In the past two decades, Chinese scientists have achieved significant progress on three aspects of wheat genetic transformation. First, the wheat transformation platform has been established and optimized to improve the transformation efficiency, shorten the time required from starting of transformation procedure to the fertile transgenic wheat plants obtained as well as to overcome the problem of genotype-dependent for wheat genetic transformation in wide range of wheat elite varieties. Second, with the help of many emerging techniques such as CRISPR/cas9 function of over 100 wheat genes has been investigated. Finally, modern technology has been combined with the traditional breeding technique…

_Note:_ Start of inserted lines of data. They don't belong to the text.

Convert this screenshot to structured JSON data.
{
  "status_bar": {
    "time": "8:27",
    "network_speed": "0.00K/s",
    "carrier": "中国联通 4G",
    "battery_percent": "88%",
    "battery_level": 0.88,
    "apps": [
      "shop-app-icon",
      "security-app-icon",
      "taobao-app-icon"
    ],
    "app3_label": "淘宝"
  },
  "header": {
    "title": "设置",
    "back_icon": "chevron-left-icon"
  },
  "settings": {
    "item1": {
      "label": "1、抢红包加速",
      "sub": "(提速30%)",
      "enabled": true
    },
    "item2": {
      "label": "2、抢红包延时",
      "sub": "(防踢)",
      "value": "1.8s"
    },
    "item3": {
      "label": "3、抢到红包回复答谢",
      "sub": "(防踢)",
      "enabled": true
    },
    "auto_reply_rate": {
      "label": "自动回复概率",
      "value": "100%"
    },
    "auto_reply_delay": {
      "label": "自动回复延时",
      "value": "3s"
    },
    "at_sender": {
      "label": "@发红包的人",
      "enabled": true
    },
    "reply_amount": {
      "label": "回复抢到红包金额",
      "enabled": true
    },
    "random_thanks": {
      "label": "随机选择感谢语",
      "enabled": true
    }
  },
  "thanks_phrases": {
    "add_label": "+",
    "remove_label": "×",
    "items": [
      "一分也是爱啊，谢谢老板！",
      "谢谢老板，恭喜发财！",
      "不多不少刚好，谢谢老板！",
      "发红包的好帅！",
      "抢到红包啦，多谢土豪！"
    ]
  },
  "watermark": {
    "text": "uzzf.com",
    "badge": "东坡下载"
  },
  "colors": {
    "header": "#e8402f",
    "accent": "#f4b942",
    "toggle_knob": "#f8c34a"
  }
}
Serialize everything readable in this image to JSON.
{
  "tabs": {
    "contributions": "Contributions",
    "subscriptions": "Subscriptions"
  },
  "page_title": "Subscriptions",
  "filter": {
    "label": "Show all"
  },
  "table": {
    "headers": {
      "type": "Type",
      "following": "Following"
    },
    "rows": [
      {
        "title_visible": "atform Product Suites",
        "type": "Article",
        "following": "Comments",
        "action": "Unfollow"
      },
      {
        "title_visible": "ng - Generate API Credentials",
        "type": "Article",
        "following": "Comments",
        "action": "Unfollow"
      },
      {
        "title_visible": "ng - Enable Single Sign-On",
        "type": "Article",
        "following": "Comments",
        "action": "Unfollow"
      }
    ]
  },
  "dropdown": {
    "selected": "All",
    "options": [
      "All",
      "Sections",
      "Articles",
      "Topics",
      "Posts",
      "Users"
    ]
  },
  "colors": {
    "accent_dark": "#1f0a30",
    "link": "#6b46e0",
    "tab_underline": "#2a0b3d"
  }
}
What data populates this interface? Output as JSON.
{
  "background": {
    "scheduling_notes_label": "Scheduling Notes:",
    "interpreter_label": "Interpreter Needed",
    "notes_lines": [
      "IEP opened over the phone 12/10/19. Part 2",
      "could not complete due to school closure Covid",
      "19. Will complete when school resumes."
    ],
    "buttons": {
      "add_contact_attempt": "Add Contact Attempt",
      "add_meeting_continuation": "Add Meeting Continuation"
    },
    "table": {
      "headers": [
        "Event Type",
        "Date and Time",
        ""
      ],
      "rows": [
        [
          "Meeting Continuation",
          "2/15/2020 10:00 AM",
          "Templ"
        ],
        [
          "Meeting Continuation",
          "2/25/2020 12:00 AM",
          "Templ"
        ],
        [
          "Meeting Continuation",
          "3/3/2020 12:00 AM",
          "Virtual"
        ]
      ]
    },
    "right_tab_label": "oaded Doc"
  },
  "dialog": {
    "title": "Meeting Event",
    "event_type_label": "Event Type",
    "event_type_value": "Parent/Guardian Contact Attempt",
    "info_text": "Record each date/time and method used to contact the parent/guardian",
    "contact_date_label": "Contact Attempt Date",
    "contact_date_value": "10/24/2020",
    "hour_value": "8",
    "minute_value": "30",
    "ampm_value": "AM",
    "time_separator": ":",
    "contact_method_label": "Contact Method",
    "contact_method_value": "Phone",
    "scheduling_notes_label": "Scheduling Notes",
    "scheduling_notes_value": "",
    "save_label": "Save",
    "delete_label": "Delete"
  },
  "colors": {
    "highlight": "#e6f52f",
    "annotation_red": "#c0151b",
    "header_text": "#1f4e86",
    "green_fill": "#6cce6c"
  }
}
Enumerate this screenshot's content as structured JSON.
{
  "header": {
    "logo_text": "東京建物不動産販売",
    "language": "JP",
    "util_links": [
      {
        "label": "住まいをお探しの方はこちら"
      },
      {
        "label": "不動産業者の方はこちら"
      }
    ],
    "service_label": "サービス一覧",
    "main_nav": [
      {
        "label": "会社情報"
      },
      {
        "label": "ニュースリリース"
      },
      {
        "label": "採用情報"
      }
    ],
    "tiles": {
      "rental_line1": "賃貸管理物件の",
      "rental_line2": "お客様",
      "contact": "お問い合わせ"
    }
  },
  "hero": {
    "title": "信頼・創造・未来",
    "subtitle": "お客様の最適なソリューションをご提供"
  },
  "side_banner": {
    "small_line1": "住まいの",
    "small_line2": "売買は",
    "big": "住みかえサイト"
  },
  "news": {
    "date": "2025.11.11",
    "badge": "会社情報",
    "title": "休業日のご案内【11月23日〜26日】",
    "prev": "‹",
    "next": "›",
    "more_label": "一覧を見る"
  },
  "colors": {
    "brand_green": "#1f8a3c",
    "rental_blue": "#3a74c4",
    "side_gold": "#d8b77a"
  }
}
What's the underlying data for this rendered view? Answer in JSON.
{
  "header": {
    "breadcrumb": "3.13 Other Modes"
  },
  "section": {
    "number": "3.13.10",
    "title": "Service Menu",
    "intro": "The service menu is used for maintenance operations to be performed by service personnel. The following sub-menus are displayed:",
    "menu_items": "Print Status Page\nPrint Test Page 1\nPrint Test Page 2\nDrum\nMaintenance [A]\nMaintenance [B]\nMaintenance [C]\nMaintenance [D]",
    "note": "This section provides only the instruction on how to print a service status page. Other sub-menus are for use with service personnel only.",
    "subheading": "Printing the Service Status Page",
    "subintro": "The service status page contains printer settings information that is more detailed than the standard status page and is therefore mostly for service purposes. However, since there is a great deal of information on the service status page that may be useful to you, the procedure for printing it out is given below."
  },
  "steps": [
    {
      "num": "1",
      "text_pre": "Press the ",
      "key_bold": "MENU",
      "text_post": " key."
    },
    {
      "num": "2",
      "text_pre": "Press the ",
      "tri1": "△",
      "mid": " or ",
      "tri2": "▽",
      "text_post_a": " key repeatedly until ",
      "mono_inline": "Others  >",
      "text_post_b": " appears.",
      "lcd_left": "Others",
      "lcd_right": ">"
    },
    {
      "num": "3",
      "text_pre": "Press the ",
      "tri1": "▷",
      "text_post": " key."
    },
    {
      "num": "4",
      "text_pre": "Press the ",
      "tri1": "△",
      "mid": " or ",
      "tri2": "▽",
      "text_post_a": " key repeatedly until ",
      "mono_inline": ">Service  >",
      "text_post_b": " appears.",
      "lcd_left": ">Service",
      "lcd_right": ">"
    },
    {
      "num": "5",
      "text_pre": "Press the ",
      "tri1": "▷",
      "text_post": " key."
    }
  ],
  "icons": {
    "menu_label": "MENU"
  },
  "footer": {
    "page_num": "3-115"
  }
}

Read More »

August 29, 2017

High-quality RNA isolation from wheat immature grains

Grain quality is one of the most important targets in wheat breeding. Transcriptome analyses of wheat developing grains and endosperm have been performed using the microarray and RNA sequencing (RNA-seq) approaches (Wan et al. 2008, 2009; Nemeth et al. 2010; Pellny et al. 2012; Dong et al. 2015). For the RNA-seq analysis of the grain transcriptome and precise quantification of each transcript in developing grain and endosperm, the high-quality RNA is essential. For the microarray analysis, =7.3 RIN (RNA integrity number) value for the RNA sample quality is required according to the Agilent microarray protocol. In the previous report for…

Read More »

August 1, 2017

Generation of a collection of mutant tomato lines using pooled CRISPR libraries.

The high efficiency of clustered regularly interspaced short palindromic repeats (CRISPR)-mediated mutagenesis in plants enables the development of high-throughput mutagenesis strategies. By transforming pooled CRISPR libraries into tomato (Solanum lycopersicum), collections of mutant lines were generated with minimal transformation attempts and in a relatively short period of time. Identification of the targeted gene(s) was easily determined by sequencing the incorporated guide RNA(s) in the primary transgenic events. From a single transformation with a CRISPR library targeting the immunity-associated leucine-rich repeat subfamily XII genes, heritable mutations were recovered in 15 of the 54 genes targeted. To increase throughput, a second CRISPR…

Read More »

July 1, 2017

Advantages of genome sequencing by long-read sequencer using SMRT technology in medical area.

PacBio RS II is the first commercialized third-generation DNA sequencer able to sequence a single molecule DNA in real-time without amplification. PacBio RS II's sequencing technology is novel and unique, enabling the direct observation of DNA synthesis by DNA polymerase. PacBio RS II confers four major advantages compared to other sequencing technologies: long read lengths, high consensus accuracy, a low degree of bias, and simultaneous capability of epigenetic characterization. These advantages surmount the obstacle of sequencing genomic regions such as high/low G+C, tandem repeat, and interspersed repeat regions. Moreover, PacBio RS II is ideal for whole genome sequencing, targeted sequencing,…

Read More »

June 22, 2017

Plant and Animal Sciences Brochure: A comprehensive view of genetic diversity

Single Molecule, Real-Time (SMRT®) Sequencing combines long reads with uniform coverage to provide uniquely comprehensive views of plant and animal genomes and transcriptomes. High-quality genome assemblies and evidence-based annotations promote improved genetic marker development, discovery of novel genes, and structural variation characterization.

Read More »

1 2 3

Subscribe for blog updates: